> [EXERCISE AIM]:
Set it all down exactly, every record and every line.

[Entries from a dataset of interfaces]
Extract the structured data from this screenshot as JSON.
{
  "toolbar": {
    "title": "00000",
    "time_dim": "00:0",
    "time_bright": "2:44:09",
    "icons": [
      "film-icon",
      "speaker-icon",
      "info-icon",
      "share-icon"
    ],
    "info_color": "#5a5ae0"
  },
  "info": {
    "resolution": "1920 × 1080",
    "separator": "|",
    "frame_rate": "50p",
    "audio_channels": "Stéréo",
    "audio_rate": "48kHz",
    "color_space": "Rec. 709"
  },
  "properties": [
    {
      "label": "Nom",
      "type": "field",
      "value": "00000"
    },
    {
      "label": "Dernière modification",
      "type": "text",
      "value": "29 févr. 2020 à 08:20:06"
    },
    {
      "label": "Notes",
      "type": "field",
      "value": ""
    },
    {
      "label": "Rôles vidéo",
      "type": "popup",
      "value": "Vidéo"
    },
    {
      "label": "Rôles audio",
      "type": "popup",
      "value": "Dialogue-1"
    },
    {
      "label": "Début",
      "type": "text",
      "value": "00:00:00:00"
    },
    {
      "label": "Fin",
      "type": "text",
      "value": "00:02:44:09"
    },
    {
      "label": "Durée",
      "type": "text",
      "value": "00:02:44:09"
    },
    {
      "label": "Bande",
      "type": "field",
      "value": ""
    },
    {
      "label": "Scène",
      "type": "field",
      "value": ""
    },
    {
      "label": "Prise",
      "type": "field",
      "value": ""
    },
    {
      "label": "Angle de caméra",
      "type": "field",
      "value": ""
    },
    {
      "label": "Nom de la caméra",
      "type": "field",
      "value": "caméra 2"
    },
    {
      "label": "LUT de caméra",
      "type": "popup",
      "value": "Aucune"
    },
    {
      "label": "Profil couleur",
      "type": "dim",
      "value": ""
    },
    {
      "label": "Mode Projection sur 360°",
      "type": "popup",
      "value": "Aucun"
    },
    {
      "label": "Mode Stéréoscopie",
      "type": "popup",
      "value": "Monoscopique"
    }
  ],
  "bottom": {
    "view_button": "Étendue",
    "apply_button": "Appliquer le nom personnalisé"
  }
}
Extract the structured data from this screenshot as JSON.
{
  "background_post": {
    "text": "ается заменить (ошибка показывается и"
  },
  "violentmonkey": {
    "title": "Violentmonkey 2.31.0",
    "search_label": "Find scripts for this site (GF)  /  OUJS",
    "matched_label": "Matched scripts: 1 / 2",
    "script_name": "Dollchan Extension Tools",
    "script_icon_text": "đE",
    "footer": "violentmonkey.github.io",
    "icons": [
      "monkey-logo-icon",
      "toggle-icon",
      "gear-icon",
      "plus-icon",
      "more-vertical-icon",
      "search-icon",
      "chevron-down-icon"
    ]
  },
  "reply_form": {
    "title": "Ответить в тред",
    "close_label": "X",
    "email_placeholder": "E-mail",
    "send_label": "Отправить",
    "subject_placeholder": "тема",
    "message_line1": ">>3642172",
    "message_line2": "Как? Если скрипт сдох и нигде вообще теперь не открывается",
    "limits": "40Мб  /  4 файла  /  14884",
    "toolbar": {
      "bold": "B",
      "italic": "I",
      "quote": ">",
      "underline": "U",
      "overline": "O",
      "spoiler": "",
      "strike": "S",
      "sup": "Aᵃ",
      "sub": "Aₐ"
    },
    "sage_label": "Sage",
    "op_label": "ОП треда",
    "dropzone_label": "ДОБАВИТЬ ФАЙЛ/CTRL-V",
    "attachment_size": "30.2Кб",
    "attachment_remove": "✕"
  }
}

> [FINAL ANSWER]:
Extract the structured data from this screenshot as JSON.
{
  "toolbar": {
    "title": "00000",
    "time_dim": "00:0",
    "time_bright": "2:44:09",
    "icons": [
      "film-icon",
      "speaker-icon",
      "info-icon",
      "share-icon"
    ],
    "info_color": "#5a5ae0"
  },
  "info": {
    "resolution": "1920 × 1080",
    "separator": "|",
    "frame_rate": "50p",
    "audio_channels": "Stéréo",
    "audio_rate": "48kHz",
    "color_space": "Rec. 709"
  },
  "properties": [
    {
      "label": "Nom",
      "type": "field",
      "value": "00000"
    },
    {
      "label": "Dernière modification",
      "type": "text",
      "value": "29 févr. 2020 à 08:20:06"
    },
    {
      "label": "Notes",
      "type": "field",
      "value": ""
    },
    {
      "label": "Rôles vidéo",
      "type": "popup",
      "value": "Vidéo"
    },
    {
      "label": "Rôles audio",
      "type": "popup",
      "value": "Dialogue-1"
    },
    {
      "label": "Début",
      "type": "text",
      "value": "00:00:00:00"
    },
    {
      "label": "Fin",
      "type": "text",
      "value": "00:02:44:09"
    },
    {
      "label": "Durée",
      "type": "text",
      "value": "00:02:44:09"
    },
    {
      "label": "Bande",
      "type": "field",
      "value": ""
    },
    {
      "label": "Scène",
      "type": "field",
      "value": ""
    },
    {
      "label": "Prise",
      "type": "field",
      "value": ""
    },
    {
      "label": "Angle de caméra",
      "type": "field",
      "value": ""
    },
    {
      "label": "Nom de la caméra",
      "type": "field",
      "value": "caméra 2"
    },
    {
      "label": "LUT de caméra",
      "type": "popup",
      "value": "Aucune"
    },
    {
      "label": "Profil couleur",
      "type": "dim",
      "value": ""
    },
    {
      "label": "Mode Projection sur 360°",
      "type": "popup",
      "value": "Aucun"
    },
    {
      "label": "Mode Stéréoscopie",
      "type": "popup",
      "value": "Monoscopique"
    }
  ],
  "bottom": {
    "view_button": "Étendue",
    "apply_button": "Appliquer le nom personnalisé"
  }
}
Extract the structured data from this screenshot as JSON.
{
  "background_post": {
    "text": "ается заменить (ошибка показывается и"
  },
  "violentmonkey": {
    "title": "Violentmonkey 2.31.0",
    "search_label": "Find scripts for this site (GF)  /  OUJS",
    "matched_label": "Matched scripts: 1 / 2",
    "script_name": "Dollchan Extension Tools",
    "script_icon_text": "đE",
    "footer": "violentmonkey.github.io",
    "icons": [
      "monkey-logo-icon",
      "toggle-icon",
      "gear-icon",
      "plus-icon",
      "more-vertical-icon",
      "search-icon",
      "chevron-down-icon"
    ]
  },
  "reply_form": {
    "title": "Ответить в тред",
    "close_label": "X",
    "email_placeholder": "E-mail",
    "send_label": "Отправить",
    "subject_placeholder": "тема",
    "message_line1": ">>3642172",
    "message_line2": "Как? Если скрипт сдох и нигде вообще теперь не открывается",
    "limits": "40Мб  /  4 файла  /  14884",
    "toolbar": {
      "bold": "B",
      "italic": "I",
      "quote": ">",
      "underline": "U",
      "overline": "O",
      "spoiler": "",
      "strike": "S",
      "sup": "Aᵃ",
      "sub": "Aₐ"
    },
    "sage_label": "Sage",
    "op_label": "ОП треда",
    "dropzone_label": "ДОБАВИТЬ ФАЙЛ/CTRL-V",
    "attachment_size": "30.2Кб",
    "attachment_remove": "✕"
  }
}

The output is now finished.